» **TASK REQUIREMENTS**
Copy each of the entries below faithfully, setting aside any pictures.
----- INPUT DATA
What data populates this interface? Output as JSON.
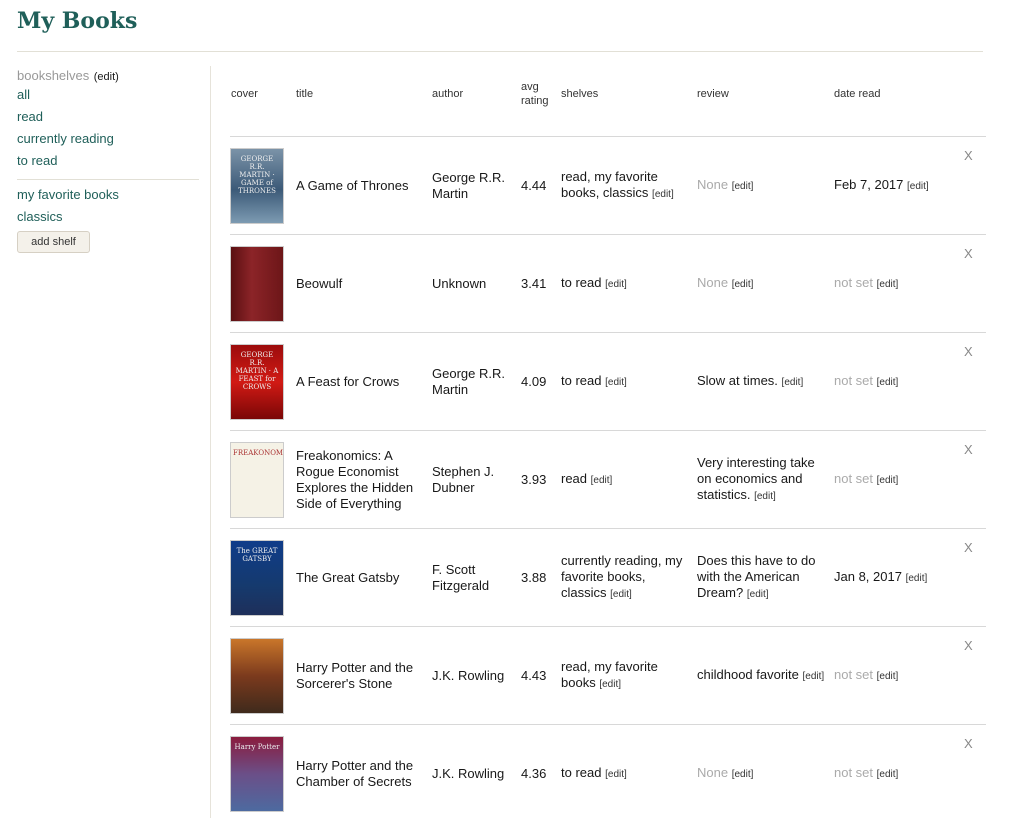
{
  "page": {
    "title": "My Books"
  },
  "sidebar": {
    "bookshelves_label": "bookshelves",
    "edit_label": "(edit)",
    "shelves": [
      "all",
      "read",
      "currently reading",
      "to read"
    ],
    "custom_shelves": [
      "my favorite books",
      "classics"
    ],
    "add_shelf_label": "add shelf"
  },
  "table": {
    "columns": [
      "cover",
      "title",
      "author",
      "avg rating",
      "shelves",
      "review",
      "date read"
    ],
    "edit_label": "[edit]",
    "remove_label": "X",
    "rows": [
      {
        "cover_icon": "game-of-thrones-cover",
        "cover_text": "GEORGE R.R. MARTIN · GAME of THRONES",
        "title": "A Game of Thrones",
        "author": "George R.R. Martin",
        "avg_rating": "4.44",
        "shelves": "read, my favorite books, classics",
        "review": "None",
        "date_read": "Feb 7, 2017"
      },
      {
        "cover_icon": "beowulf-cover",
        "cover_text": "",
        "title": "Beowulf",
        "author": "Unknown",
        "avg_rating": "3.41",
        "shelves": "to read",
        "review": "None",
        "date_read": "not set"
      },
      {
        "cover_icon": "feast-for-crows-cover",
        "cover_text": "GEORGE R.R. MARTIN · A FEAST for CROWS",
        "title": "A Feast for Crows",
        "author": "George R.R. Martin",
        "avg_rating": "4.09",
        "shelves": "to read",
        "review": "Slow at times.",
        "date_read": "not set"
      },
      {
        "cover_icon": "freakonomics-cover",
        "cover_text": "FREAKONOMICS",
        "title": "Freakonomics: A Rogue Economist Explores the Hidden Side of Everything",
        "author": "Stephen J. Dubner",
        "avg_rating": "3.93",
        "shelves": "read",
        "review": "Very interesting take on economics and statistics.",
        "date_read": "not set"
      },
      {
        "cover_icon": "great-gatsby-cover",
        "cover_text": "The GREAT GATSBY",
        "title": "The Great Gatsby",
        "author": "F. Scott Fitzgerald",
        "avg_rating": "3.88",
        "shelves": "currently reading, my favorite books, classics",
        "review": "Does this have to do with the American Dream?",
        "date_read": "Jan 8, 2017"
      },
      {
        "cover_icon": "harry-potter-sorcerers-stone-cover",
        "cover_text": "",
        "title": "Harry Potter and the Sorcerer's Stone",
        "author": "J.K. Rowling",
        "avg_rating": "4.43",
        "shelves": "read, my favorite books",
        "review": "childhood favorite",
        "date_read": "not set"
      },
      {
        "cover_icon": "harry-potter-chamber-of-secrets-cover",
        "cover_text": "Harry Potter",
        "title": "Harry Potter and the Chamber of Secrets",
        "author": "J.K. Rowling",
        "avg_rating": "4.36",
        "shelves": "to read",
        "review": "None",
        "date_read": "not set"
      }
    ]
  }
}
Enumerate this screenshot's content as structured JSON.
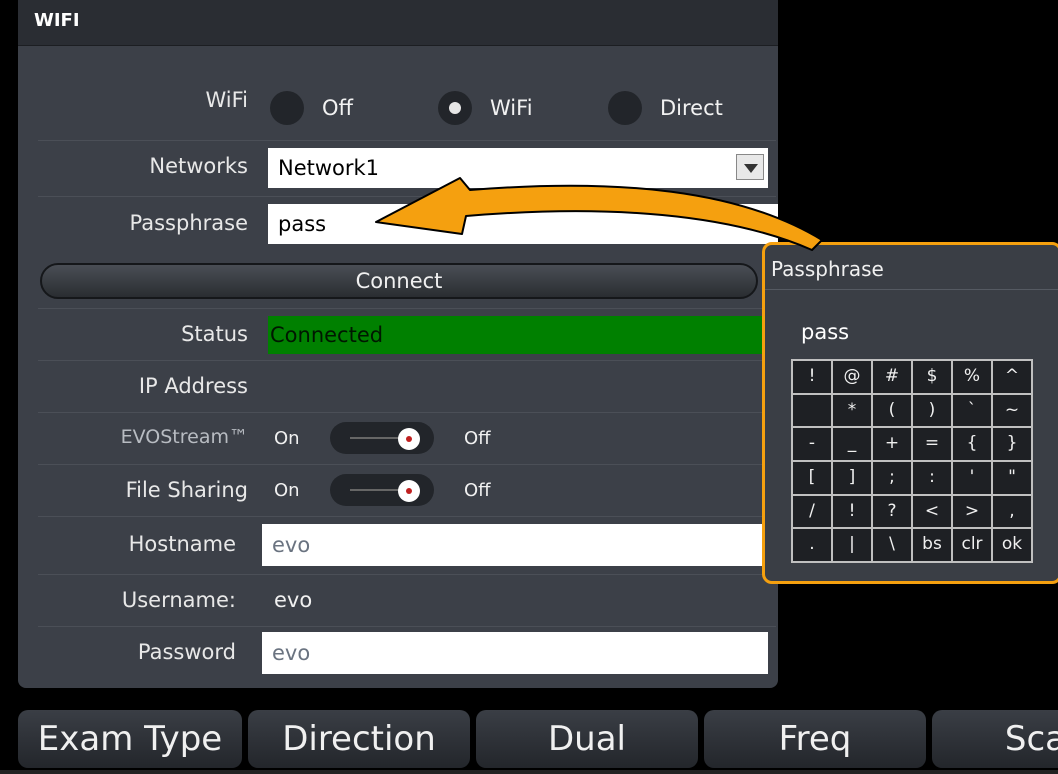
{
  "panel": {
    "title": "WIFI",
    "wifi": {
      "label": "WiFi",
      "options": [
        "Off",
        "WiFi",
        "Direct"
      ],
      "selected": "WiFi"
    },
    "networks": {
      "label": "Networks",
      "value": "Network1"
    },
    "passphrase": {
      "label": "Passphrase",
      "value": "pass"
    },
    "connect_label": "Connect",
    "status": {
      "label": "Status",
      "value": "Connected",
      "color": "#008000"
    },
    "ip_address": {
      "label": "IP Address",
      "value": ""
    },
    "evostream": {
      "label": "EVOStream™",
      "on": "On",
      "off": "Off",
      "state": "off"
    },
    "file_sharing": {
      "label": "File Sharing",
      "on": "On",
      "off": "Off",
      "state": "off"
    },
    "hostname": {
      "label": "Hostname",
      "value": "evo"
    },
    "username": {
      "label": "Username:",
      "value": "evo"
    },
    "password": {
      "label": "Password",
      "value": "evo"
    }
  },
  "keyboard": {
    "title": "Passphrase",
    "value": "pass",
    "keys": [
      [
        "!",
        "@",
        "#",
        "$",
        "%",
        "^"
      ],
      [
        "",
        "*",
        "(",
        ")",
        "`",
        "~"
      ],
      [
        "-",
        "_",
        "+",
        "=",
        "{",
        "}"
      ],
      [
        "[",
        "]",
        ";",
        ":",
        "'",
        "\""
      ],
      [
        "/",
        "!",
        "?",
        "<",
        ">",
        ","
      ],
      [
        ".",
        "|",
        "\\",
        "bs",
        "clr",
        "ok"
      ]
    ],
    "accent_color": "#f5a00f"
  },
  "toolbar": {
    "items": [
      "Exam Type",
      "Direction",
      "Dual",
      "Freq",
      "Sca"
    ]
  }
}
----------
» **SOLUTION TO THE PROBLEM**
What data populates this interface? Output as JSON.
{
  "page": {
    "title": "My Books"
  },
  "sidebar": {
    "bookshelves_label": "bookshelves",
    "edit_label": "(edit)",
    "shelves": [
      "all",
      "read",
      "currently reading",
      "to read"
    ],
    "custom_shelves": [
      "my favorite books",
      "classics"
    ],
    "add_shelf_label": "add shelf"
  },
  "table": {
    "columns": [
      "cover",
      "title",
      "author",
      "avg rating",
      "shelves",
      "review",
      "date read"
    ],
    "edit_label": "[edit]",
    "remove_label": "X",
    "rows": [
      {
        "cover_icon": "game-of-thrones-cover",
        "cover_text": "GEORGE R.R. MARTIN · GAME of THRONES",
        "title": "A Game of Thrones",
        "author": "George R.R. Martin",
        "avg_rating": "4.44",
        "shelves": "read, my favorite books, classics",
        "review": "None",
        "date_read": "Feb 7, 2017"
      },
      {
        "cover_icon": "beowulf-cover",
        "cover_text": "",
        "title": "Beowulf",
        "author": "Unknown",
        "avg_rating": "3.41",
        "shelves": "to read",
        "review": "None",
        "date_read": "not set"
      },
      {
        "cover_icon": "feast-for-crows-cover",
        "cover_text": "GEORGE R.R. MARTIN · A FEAST for CROWS",
        "title": "A Feast for Crows",
        "author": "George R.R. Martin",
        "avg_rating": "4.09",
        "shelves": "to read",
        "review": "Slow at times.",
        "date_read": "not set"
      },
      {
        "cover_icon": "freakonomics-cover",
        "cover_text": "FREAKONOMICS",
        "title": "Freakonomics: A Rogue Economist Explores the Hidden Side of Everything",
        "author": "Stephen J. Dubner",
        "avg_rating": "3.93",
        "shelves": "read",
        "review": "Very interesting take on economics and statistics.",
        "date_read": "not set"
      },
      {
        "cover_icon": "great-gatsby-cover",
        "cover_text": "The GREAT GATSBY",
        "title": "The Great Gatsby",
        "author": "F. Scott Fitzgerald",
        "avg_rating": "3.88",
        "shelves": "currently reading, my favorite books, classics",
        "review": "Does this have to do with the American Dream?",
        "date_read": "Jan 8, 2017"
      },
      {
        "cover_icon": "harry-potter-sorcerers-stone-cover",
        "cover_text": "",
        "title": "Harry Potter and the Sorcerer's Stone",
        "author": "J.K. Rowling",
        "avg_rating": "4.43",
        "shelves": "read, my favorite books",
        "review": "childhood favorite",
        "date_read": "not set"
      },
      {
        "cover_icon": "harry-potter-chamber-of-secrets-cover",
        "cover_text": "Harry Potter",
        "title": "Harry Potter and the Chamber of Secrets",
        "author": "J.K. Rowling",
        "avg_rating": "4.36",
        "shelves": "to read",
        "review": "None",
        "date_read": "not set"
      }
    ]
  }
}
Enumerate this screenshot's content as structured JSON.
{
  "panel": {
    "title": "WIFI",
    "wifi": {
      "label": "WiFi",
      "options": [
        "Off",
        "WiFi",
        "Direct"
      ],
      "selected": "WiFi"
    },
    "networks": {
      "label": "Networks",
      "value": "Network1"
    },
    "passphrase": {
      "label": "Passphrase",
      "value": "pass"
    },
    "connect_label": "Connect",
    "status": {
      "label": "Status",
      "value": "Connected",
      "color": "#008000"
    },
    "ip_address": {
      "label": "IP Address",
      "value": ""
    },
    "evostream": {
      "label": "EVOStream™",
      "on": "On",
      "off": "Off",
      "state": "off"
    },
    "file_sharing": {
      "label": "File Sharing",
      "on": "On",
      "off": "Off",
      "state": "off"
    },
    "hostname": {
      "label": "Hostname",
      "value": "evo"
    },
    "username": {
      "label": "Username:",
      "value": "evo"
    },
    "password": {
      "label": "Password",
      "value": "evo"
    }
  },
  "keyboard": {
    "title": "Passphrase",
    "value": "pass",
    "keys": [
      [
        "!",
        "@",
        "#",
        "$",
        "%",
        "^"
      ],
      [
        "",
        "*",
        "(",
        ")",
        "`",
        "~"
      ],
      [
        "-",
        "_",
        "+",
        "=",
        "{",
        "}"
      ],
      [
        "[",
        "]",
        ";",
        ":",
        "'",
        "\""
      ],
      [
        "/",
        "!",
        "?",
        "<",
        ">",
        ","
      ],
      [
        ".",
        "|",
        "\\",
        "bs",
        "clr",
        "ok"
      ]
    ],
    "accent_color": "#f5a00f"
  },
  "toolbar": {
    "items": [
      "Exam Type",
      "Direction",
      "Dual",
      "Freq",
      "Sca"
    ]
  }
}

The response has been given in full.